The comic is a grayscale comic, and judging by the visible overlap of the black ink, is likely inked by hand with brush pens. The other colors show some grain in them, and could either be done with markers or digitally with a textured overlay. Whether it was drawn traditionally or made to look like it was drawn traditionally, the texture on the page gives it more of a grit and natural look that fits the bleaker setting of the comic. The author also is fairly confident in their ability to let the art speak for itself, considering the use of pages with little to no dialogue.
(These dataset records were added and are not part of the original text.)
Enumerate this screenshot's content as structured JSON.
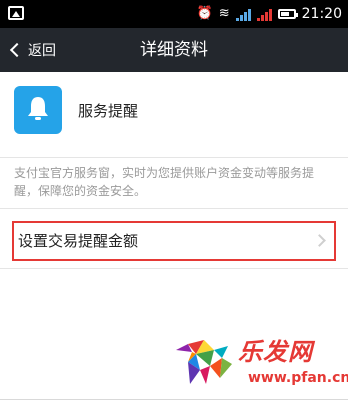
{
  "status_bar": {
    "time": "21:20"
  },
  "nav": {
    "back_label": "返回",
    "title": "详细资料"
  },
  "service": {
    "name": "服务提醒",
    "icon": "bell-icon",
    "icon_color": "#25a3e8"
  },
  "description": "支付宝官方服务窗，实时为您提供账户资金变动等服务提醒，保障您的资金安全。",
  "settings_row": {
    "label": "设置交易提醒金额",
    "highlight_color": "#e53935"
  },
  "watermark": {
    "brand": "乐发网",
    "url": "www.pfan.cn"
  }
}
Another thing I like about the comic is the creative uses of paneling and drawings from different angles and distances. For example, the first three panels here are set off from the rest of the page, and when the page loads, these three panels are the only ones visible. Rather than being arranged in neat rows and columns, the panels are askew and twisted in various angles, almost as if they were falling apart, setting up when things go crazy at the end when Flurry drags its owner back. This page shows closeups being used effectively to add emphasis and intensity to an already shocking image, and the last page does both creative paneling and well-chosen shots to not just tell the story, but add to the ambiguity of the ending. The emphasis on Flurry's eye looking off-panel in panel two gives the same sort of intensity of the previous linked page, and seeing that Flurry won't stop staring at its dead owner could be seen as loyalty or the standard programming of identifying a sick person until care is delivered. And the final two panels show Flurry's words gradually drowning in empty space, driving home the futility of its demands in a desolate world.
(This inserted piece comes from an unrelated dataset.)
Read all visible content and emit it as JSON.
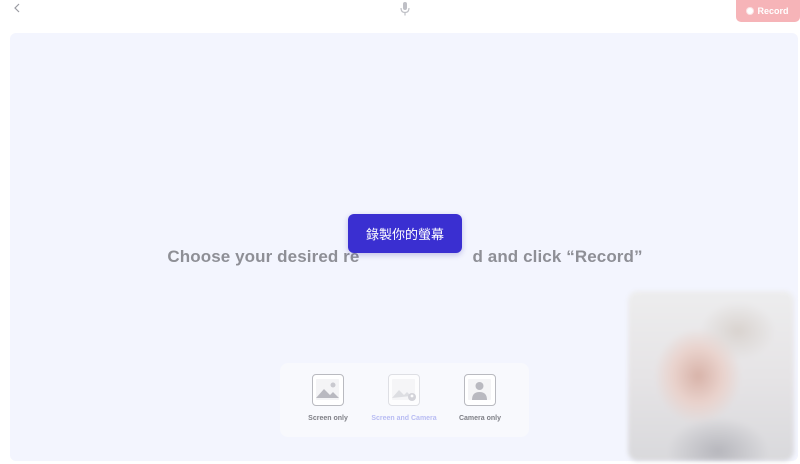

The art's not entirely perfect though. Some of the coloring goes outside of the lines sometimes, the hand-drawn panel borders aren't entirely straight and look wobbly in a way that doesn't look intentional, likely being drawn freehand. The last panel of the final page looks like it was drawn, then the empty space was filled in with the paint bucket in an art program, with the borders of the bubble still visible which diminishes its impact. Finally, an old pet peeve of mine, word balloon tails that don't point towards the speaker's mouths. Especially in the last example, where the second balloon in the second panel looks like it could be pointing to the man instead of Flurry, though it's clear that the man is dead. These are minor nitpicks in an otherwise well drawn comic though.
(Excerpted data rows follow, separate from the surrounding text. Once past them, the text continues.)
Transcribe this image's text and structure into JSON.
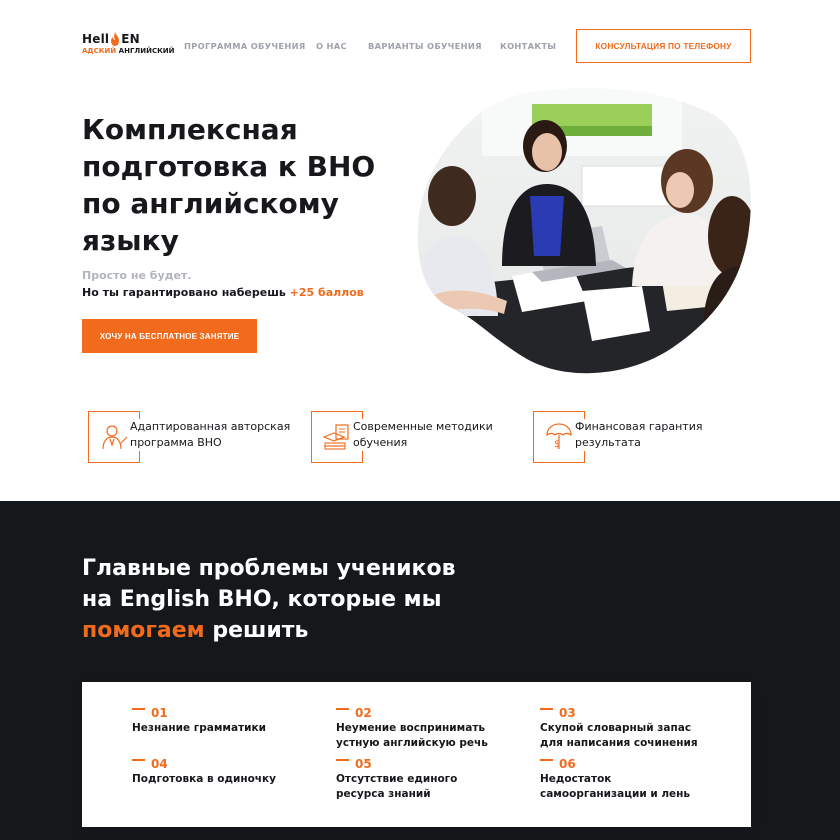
{
  "header": {
    "logo": {
      "top_left": "Hell",
      "top_right": "EN",
      "sub_orange": "АДСКИЙ",
      "sub_dark": "АНГЛИЙСКИЙ"
    },
    "nav": [
      {
        "label": "ПРОГРАММА ОБУЧЕНИЯ"
      },
      {
        "label": "О НАС"
      },
      {
        "label": "ВАРИАНТЫ ОБУЧЕНИЯ"
      },
      {
        "label": "КОНТАКТЫ"
      }
    ],
    "cta_label": "КОНСУЛЬТАЦИЯ ПО ТЕЛЕФОНУ"
  },
  "hero": {
    "title_lines": [
      "Комплексная",
      "подготовка к ВНО",
      "по английскому",
      "языку"
    ],
    "sub1": "Просто не будет.",
    "sub2_prefix": "Но ты гарантировано наберешь ",
    "sub2_accent": "+25 баллов",
    "button_label": "ХОЧУ НА БЕСПЛАТНОЕ ЗАНЯТИЕ"
  },
  "features": [
    {
      "line1": "Адаптированная авторская",
      "line2": "программа ВНО",
      "icon": "teacher-icon"
    },
    {
      "line1": "Современные методики",
      "line2": "обучения",
      "icon": "books-icon"
    },
    {
      "line1": "Финансовая гарантия",
      "line2": "результата",
      "icon": "money-umbrella-icon"
    }
  ],
  "problems_section": {
    "title_line1": "Главные проблемы учеников",
    "title_line2": "на English ВНО, которые мы",
    "title_accent": "помогаем",
    "title_end": " решить",
    "items": [
      {
        "num": "01",
        "line1": "Незнание грамматики",
        "line2": ""
      },
      {
        "num": "02",
        "line1": "Неумение воспринимать",
        "line2": "устную английскую речь"
      },
      {
        "num": "03",
        "line1": "Скупой словарный запас",
        "line2": "для написания сочинения"
      },
      {
        "num": "04",
        "line1": "Подготовка в одиночку",
        "line2": ""
      },
      {
        "num": "05",
        "line1": "Отсутствие единого",
        "line2": "ресурса знаний"
      },
      {
        "num": "06",
        "line1": "Недостаток",
        "line2": "самоорганизации и лень"
      }
    ]
  },
  "colors": {
    "accent": "#f26b1d",
    "dark": "#15181b",
    "muted": "#9ea3aa"
  }
}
The comic is short, but takes advantage of the limited space to act as a character piece about a robotic dog in a desolate post-apocalyptic setting, leaving the reader wondering if the dog is a loyal companion or just another machine in an uncaring world. The art is equally impressive, choosing shots and paneling that tells the story and set the tone of the story. Though there are some minor flaws in the art. If this were expanded out into a longer story or was part of some larger series, I wouldn't hesitate to read it.